» **WHAT IS REQUIRED**
Please return every record exactly as written, leaving out the pictures.

» **GIVEN DATA**
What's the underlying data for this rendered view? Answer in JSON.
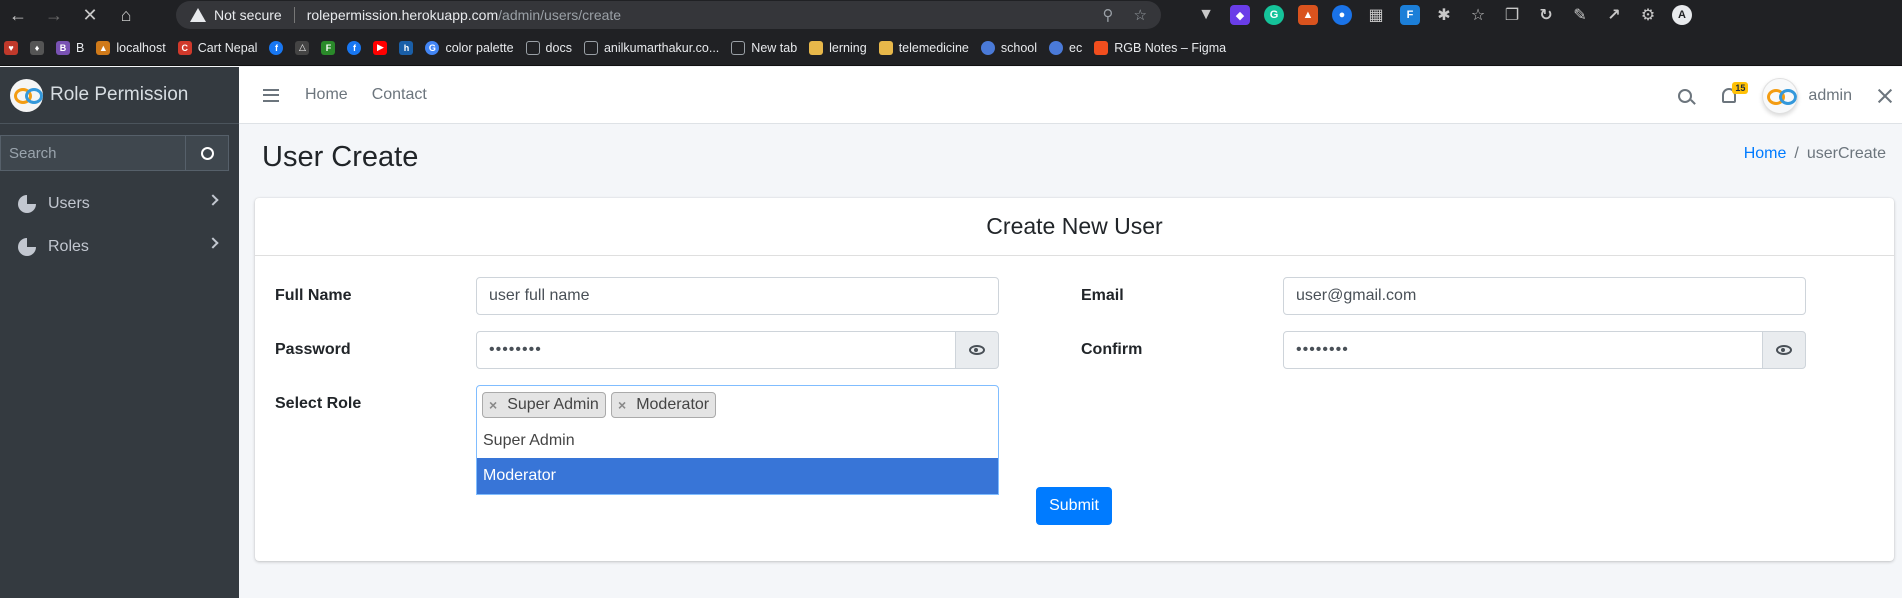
{
  "browser": {
    "security_label": "Not secure",
    "url_host": "rolepermission.herokuapp.com",
    "url_path": "/admin/users/create",
    "bookmarks": [
      {
        "label": "B",
        "color": "#1e1e1e"
      },
      {
        "label": "localhost",
        "color": "#d07a1a"
      },
      {
        "label": "Cart Nepal",
        "color": "#d0392b"
      },
      {
        "label": "color palette",
        "color": "#4285f4"
      },
      {
        "label": "docs",
        "color": "#9aa0a6"
      },
      {
        "label": "anilkumarthakur.co...",
        "color": "#9aa0a6"
      },
      {
        "label": "New tab",
        "color": "#9aa0a6"
      },
      {
        "label": "lerning",
        "color": "#e8b84a"
      },
      {
        "label": "telemedicine",
        "color": "#e8b84a"
      },
      {
        "label": "school",
        "color": "#4a7ad8"
      },
      {
        "label": "ec",
        "color": "#4a7ad8"
      },
      {
        "label": "RGB Notes – Figma",
        "color": "#f24e1e"
      }
    ]
  },
  "sidebar": {
    "brand": "Role Permission",
    "search_placeholder": "Search",
    "items": [
      {
        "label": "Users"
      },
      {
        "label": "Roles"
      }
    ]
  },
  "topnav": {
    "links": [
      "Home",
      "Contact"
    ],
    "notification_count": "15",
    "user_name": "admin"
  },
  "page": {
    "title": "User Create",
    "breadcrumb_home": "Home",
    "breadcrumb_current": "userCreate"
  },
  "form": {
    "header": "Create New User",
    "full_name_label": "Full Name",
    "full_name_value": "user full name",
    "email_label": "Email",
    "email_value": "user@gmail.com",
    "password_label": "Password",
    "password_value": "••••••••",
    "confirm_label": "Confirm",
    "confirm_value": "••••••••",
    "role_label": "Select Role",
    "selected_roles": [
      "Super Admin",
      "Moderator"
    ],
    "role_options": [
      "Super Admin",
      "Moderator"
    ],
    "submit_label": "Submit"
  }
}
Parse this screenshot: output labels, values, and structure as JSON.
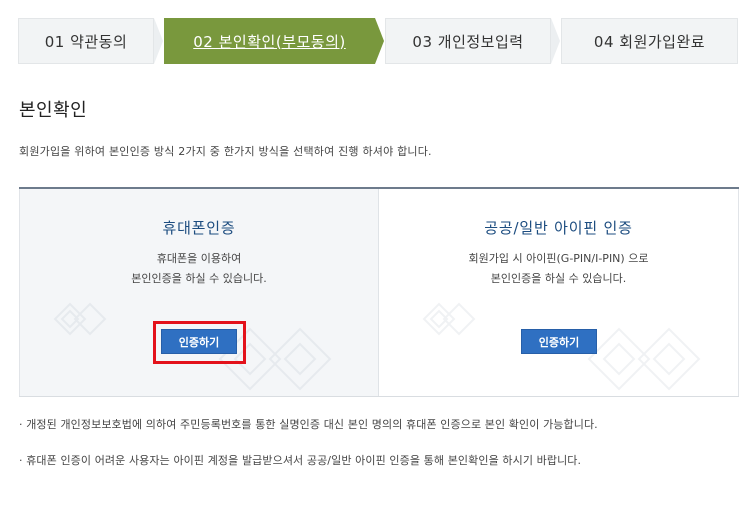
{
  "steps": [
    {
      "label": "01 약관동의"
    },
    {
      "label": "02 본인확인(부모동의)"
    },
    {
      "label": "03 개인정보입력"
    },
    {
      "label": "04 회원가입완료"
    }
  ],
  "title": "본인확인",
  "description": "회원가입을 위하여 본인인증 방식 2가지 중 한가지 방식을 선택하여 진행 하셔야 합니다.",
  "phone_auth": {
    "title": "휴대폰인증",
    "desc_line1": "휴대폰을 이용하여",
    "desc_line2": "본인인증을 하실 수 있습니다.",
    "button": "인증하기"
  },
  "ipin_auth": {
    "title": "공공/일반 아이핀 인증",
    "desc_line1": "회원가입 시 아이핀(G-PIN/I-PIN) 으로",
    "desc_line2": "본인인증을 하실 수 있습니다.",
    "button": "인증하기"
  },
  "notes": [
    "· 개정된 개인정보보호법에 의하여 주민등록번호를 통한 실명인증 대신 본인 명의의 휴대폰 인증으로 본인 확인이 가능합니다.",
    "· 휴대폰 인증이 어려운 사용자는 아이핀 계정을 발급받으셔서 공공/일반 아이핀 인증을 통해 본인확인을 하시기 바랍니다."
  ],
  "colors": {
    "active_step": "#79983d",
    "button": "#2f70c2",
    "highlight": "#e3121b",
    "panel_title": "#1d4d80"
  }
}
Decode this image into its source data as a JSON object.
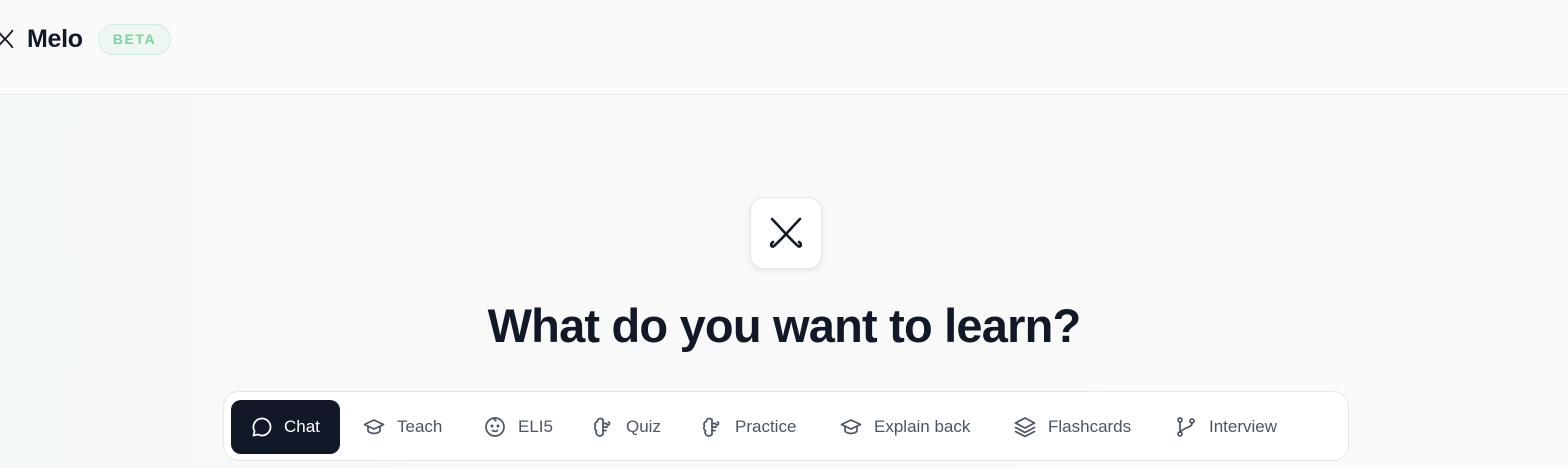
{
  "header": {
    "brand_name": "Melo",
    "badge": "BETA",
    "logo_icon": "melo-logo-icon"
  },
  "hero": {
    "logo_icon": "melo-logo-icon",
    "headline": "What do you want to learn?"
  },
  "modes": [
    {
      "label": "Chat",
      "icon": "chat-bubble-icon",
      "active": true
    },
    {
      "label": "Teach",
      "icon": "graduation-cap-icon",
      "active": false
    },
    {
      "label": "ELI5",
      "icon": "baby-face-icon",
      "active": false
    },
    {
      "label": "Quiz",
      "icon": "brain-icon",
      "active": false
    },
    {
      "label": "Practice",
      "icon": "brain-icon",
      "active": false
    },
    {
      "label": "Explain back",
      "icon": "graduation-cap-icon",
      "active": false
    },
    {
      "label": "Flashcards",
      "icon": "layers-icon",
      "active": false
    },
    {
      "label": "Interview",
      "icon": "git-branch-icon",
      "active": false
    }
  ],
  "colors": {
    "accent_dark": "#111827",
    "beta_green": "#7fd39e",
    "muted_text": "#4b5563"
  }
}
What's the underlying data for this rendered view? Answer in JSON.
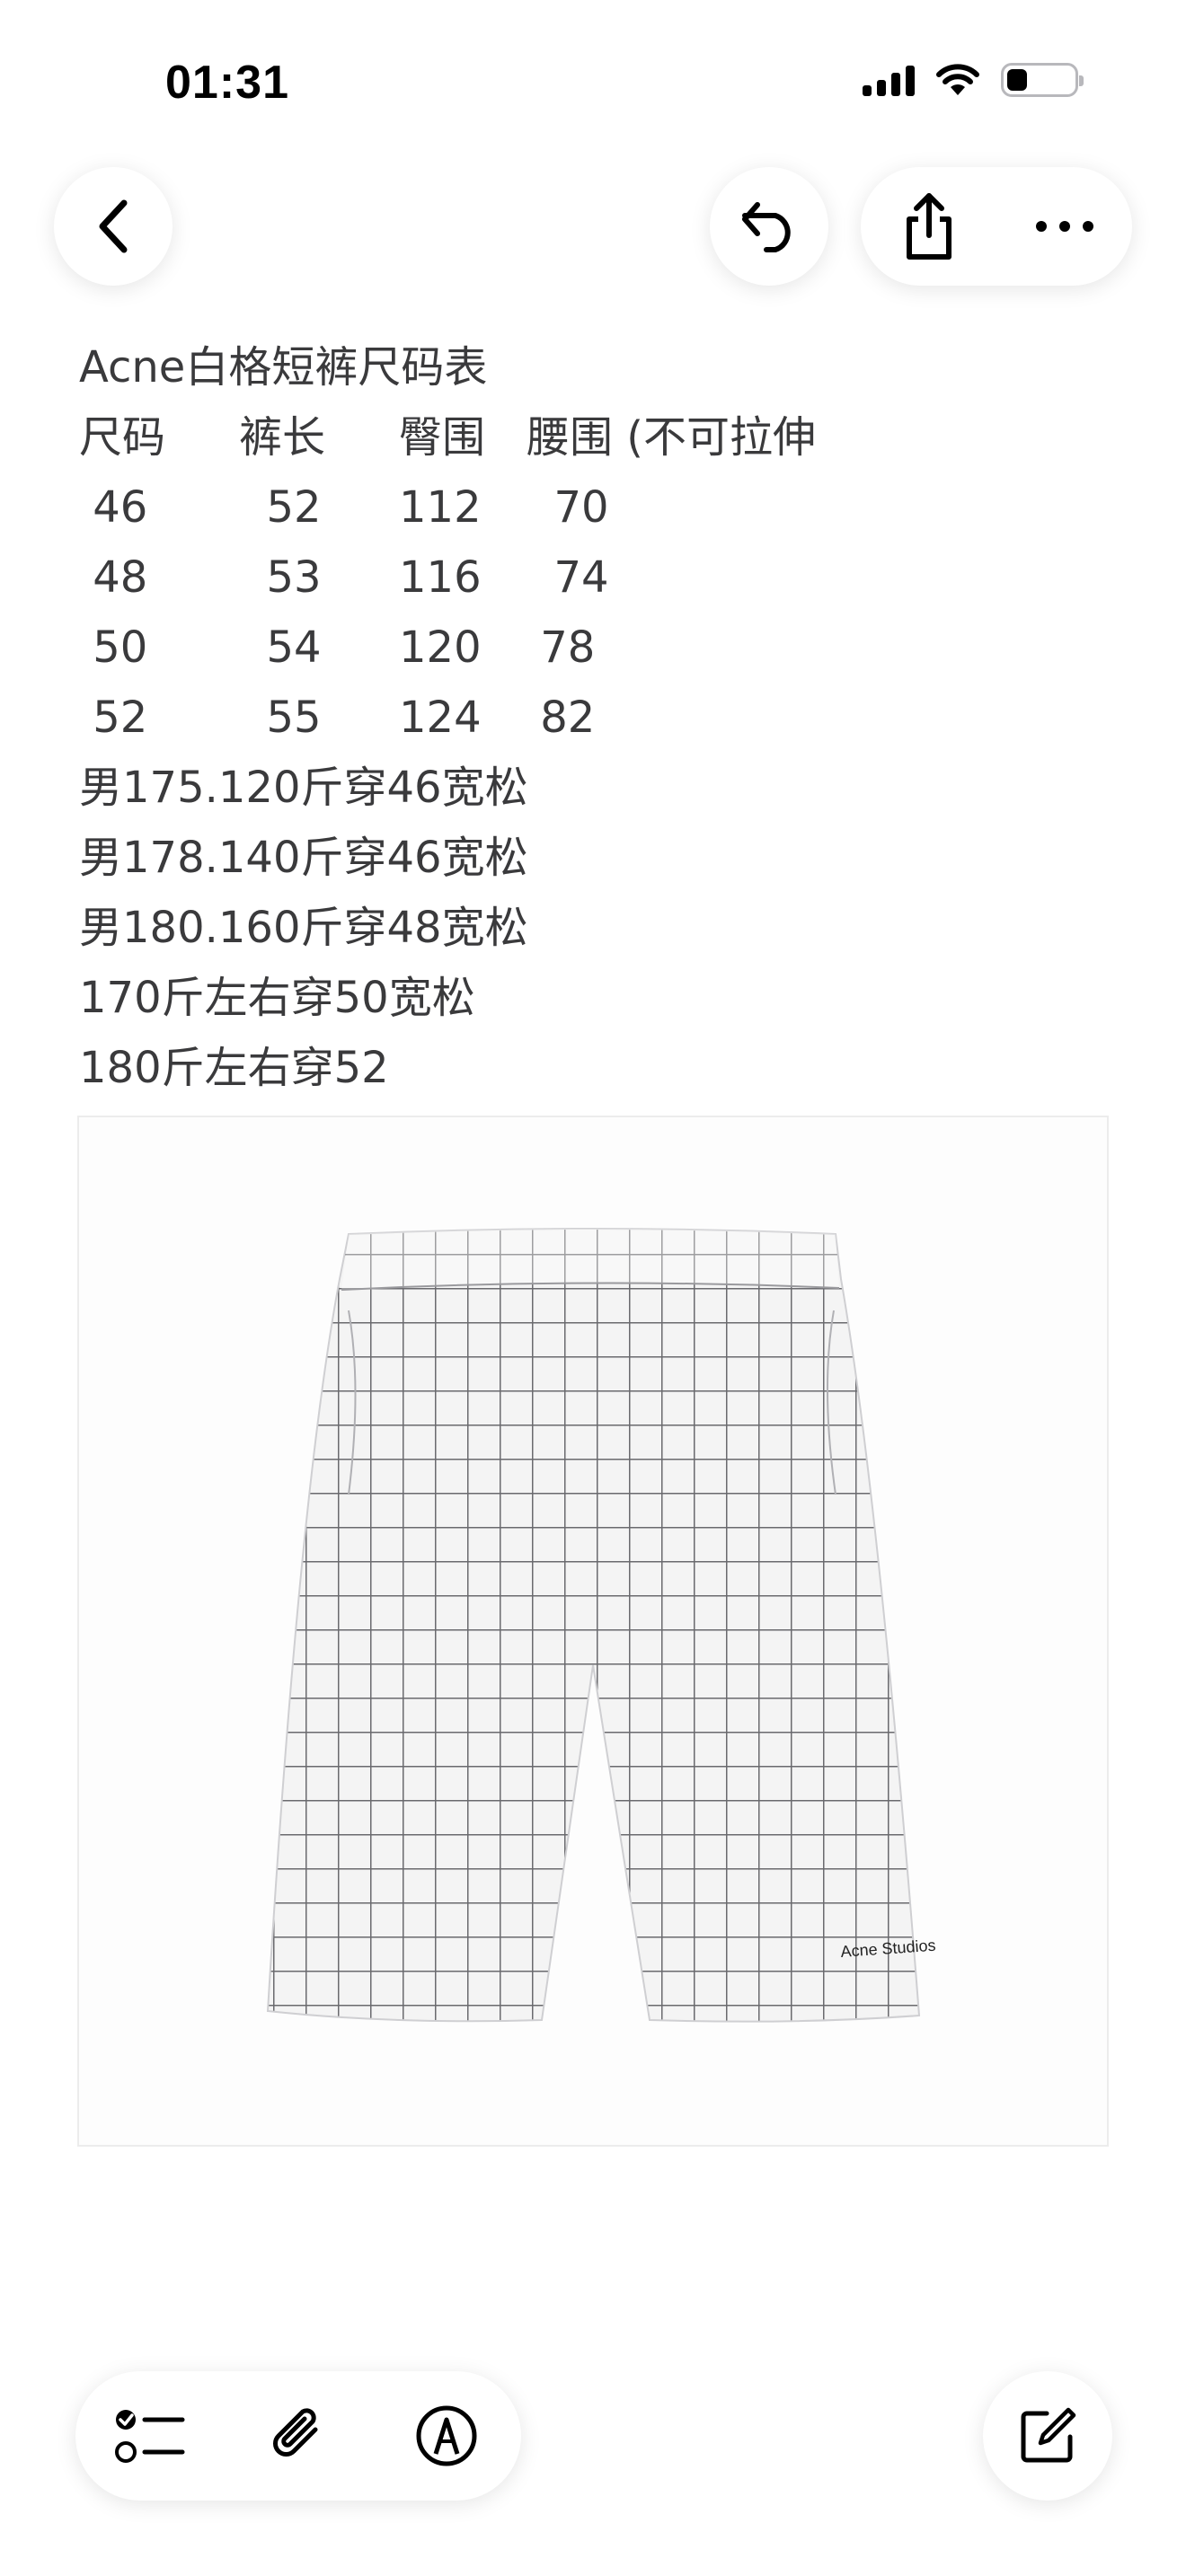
{
  "status_bar": {
    "time": "01:31",
    "battery_level": 0.3
  },
  "toolbar": {
    "back_icon": "chevron-left-icon",
    "undo_icon": "undo-icon",
    "share_icon": "share-icon",
    "more_icon": "ellipsis-icon"
  },
  "note": {
    "title": "Acne白格短裤尺码表",
    "table_header": [
      "尺码",
      "裤长",
      "臀围",
      "腰围 (不可拉伸"
    ],
    "table_rows": [
      [
        " 46",
        "  52",
        "112",
        "  70"
      ],
      [
        " 48",
        "  53",
        "116",
        "  74"
      ],
      [
        " 50",
        "  54",
        "120",
        " 78"
      ],
      [
        " 52",
        "  55",
        "124",
        " 82"
      ]
    ],
    "recommendations": [
      "男175.120斤穿46宽松",
      "男178.140斤穿46宽松",
      "男180.160斤穿48宽松",
      "170斤左右穿50宽松",
      "180斤左右穿52"
    ],
    "photo_brand_text": "Acne Studios"
  },
  "bottom_toolbar": {
    "checklist_icon": "checklist-icon",
    "attach_icon": "paperclip-icon",
    "markup_icon": "pen-markup-icon",
    "compose_icon": "compose-icon"
  }
}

» **SOLUTION TO THIS EXERCISE**
What's the underlying data for this rendered view? Answer in JSON.
{
  "browser": {
    "security_label": "Not secure",
    "url_host": "rolepermission.herokuapp.com",
    "url_path": "/admin/users/create",
    "bookmarks": [
      {
        "label": "B",
        "color": "#1e1e1e"
      },
      {
        "label": "localhost",
        "color": "#d07a1a"
      },
      {
        "label": "Cart Nepal",
        "color": "#d0392b"
      },
      {
        "label": "color palette",
        "color": "#4285f4"
      },
      {
        "label": "docs",
        "color": "#9aa0a6"
      },
      {
        "label": "anilkumarthakur.co...",
        "color": "#9aa0a6"
      },
      {
        "label": "New tab",
        "color": "#9aa0a6"
      },
      {
        "label": "lerning",
        "color": "#e8b84a"
      },
      {
        "label": "telemedicine",
        "color": "#e8b84a"
      },
      {
        "label": "school",
        "color": "#4a7ad8"
      },
      {
        "label": "ec",
        "color": "#4a7ad8"
      },
      {
        "label": "RGB Notes – Figma",
        "color": "#f24e1e"
      }
    ]
  },
  "sidebar": {
    "brand": "Role Permission",
    "search_placeholder": "Search",
    "items": [
      {
        "label": "Users"
      },
      {
        "label": "Roles"
      }
    ]
  },
  "topnav": {
    "links": [
      "Home",
      "Contact"
    ],
    "notification_count": "15",
    "user_name": "admin"
  },
  "page": {
    "title": "User Create",
    "breadcrumb_home": "Home",
    "breadcrumb_current": "userCreate"
  },
  "form": {
    "header": "Create New User",
    "full_name_label": "Full Name",
    "full_name_value": "user full name",
    "email_label": "Email",
    "email_value": "user@gmail.com",
    "password_label": "Password",
    "password_value": "••••••••",
    "confirm_label": "Confirm",
    "confirm_value": "••••••••",
    "role_label": "Select Role",
    "selected_roles": [
      "Super Admin",
      "Moderator"
    ],
    "role_options": [
      "Super Admin",
      "Moderator"
    ],
    "submit_label": "Submit"
  }
}
Parse this screenshot: output labels, values, and structure as JSON.
{
  "steps": [
    {
      "label": "01 약관동의"
    },
    {
      "label": "02 본인확인(부모동의)"
    },
    {
      "label": "03 개인정보입력"
    },
    {
      "label": "04 회원가입완료"
    }
  ],
  "title": "본인확인",
  "description": "회원가입을 위하여 본인인증 방식 2가지 중 한가지 방식을 선택하여 진행 하셔야 합니다.",
  "phone_auth": {
    "title": "휴대폰인증",
    "desc_line1": "휴대폰을 이용하여",
    "desc_line2": "본인인증을 하실 수 있습니다.",
    "button": "인증하기"
  },
  "ipin_auth": {
    "title": "공공/일반 아이핀 인증",
    "desc_line1": "회원가입 시 아이핀(G-PIN/I-PIN) 으로",
    "desc_line2": "본인인증을 하실 수 있습니다.",
    "button": "인증하기"
  },
  "notes": [
    "· 개정된 개인정보보호법에 의하여 주민등록번호를 통한 실명인증 대신 본인 명의의 휴대폰 인증으로 본인 확인이 가능합니다.",
    "· 휴대폰 인증이 어려운 사용자는 아이핀 계정을 발급받으셔서 공공/일반 아이핀 인증을 통해 본인확인을 하시기 바랍니다."
  ],
  "colors": {
    "active_step": "#79983d",
    "button": "#2f70c2",
    "highlight": "#e3121b",
    "panel_title": "#1d4d80"
  }
}
Decode this image into its source data as a JSON object.
{
  "header": {
    "brand_name": "Melo",
    "badge": "BETA",
    "logo_icon": "melo-logo-icon"
  },
  "hero": {
    "logo_icon": "melo-logo-icon",
    "headline": "What do you want to learn?"
  },
  "modes": [
    {
      "label": "Chat",
      "icon": "chat-bubble-icon",
      "active": true
    },
    {
      "label": "Teach",
      "icon": "graduation-cap-icon",
      "active": false
    },
    {
      "label": "ELI5",
      "icon": "baby-face-icon",
      "active": false
    },
    {
      "label": "Quiz",
      "icon": "brain-icon",
      "active": false
    },
    {
      "label": "Practice",
      "icon": "brain-icon",
      "active": false
    },
    {
      "label": "Explain back",
      "icon": "graduation-cap-icon",
      "active": false
    },
    {
      "label": "Flashcards",
      "icon": "layers-icon",
      "active": false
    },
    {
      "label": "Interview",
      "icon": "git-branch-icon",
      "active": false
    }
  ],
  "colors": {
    "accent_dark": "#111827",
    "beta_green": "#7fd39e",
    "muted_text": "#4b5563"
  }
}
What's the underlying data for this rendered view? Answer in JSON.
{
  "status_bar": {
    "time": "01:31",
    "battery_level": 0.3
  },
  "toolbar": {
    "back_icon": "chevron-left-icon",
    "undo_icon": "undo-icon",
    "share_icon": "share-icon",
    "more_icon": "ellipsis-icon"
  },
  "note": {
    "title": "Acne白格短裤尺码表",
    "table_header": [
      "尺码",
      "裤长",
      "臀围",
      "腰围 (不可拉伸"
    ],
    "table_rows": [
      [
        " 46",
        "  52",
        "112",
        "  70"
      ],
      [
        " 48",
        "  53",
        "116",
        "  74"
      ],
      [
        " 50",
        "  54",
        "120",
        " 78"
      ],
      [
        " 52",
        "  55",
        "124",
        " 82"
      ]
    ],
    "recommendations": [
      "男175.120斤穿46宽松",
      "男178.140斤穿46宽松",
      "男180.160斤穿48宽松",
      "170斤左右穿50宽松",
      "180斤左右穿52"
    ],
    "photo_brand_text": "Acne Studios"
  },
  "bottom_toolbar": {
    "checklist_icon": "checklist-icon",
    "attach_icon": "paperclip-icon",
    "markup_icon": "pen-markup-icon",
    "compose_icon": "compose-icon"
  }
}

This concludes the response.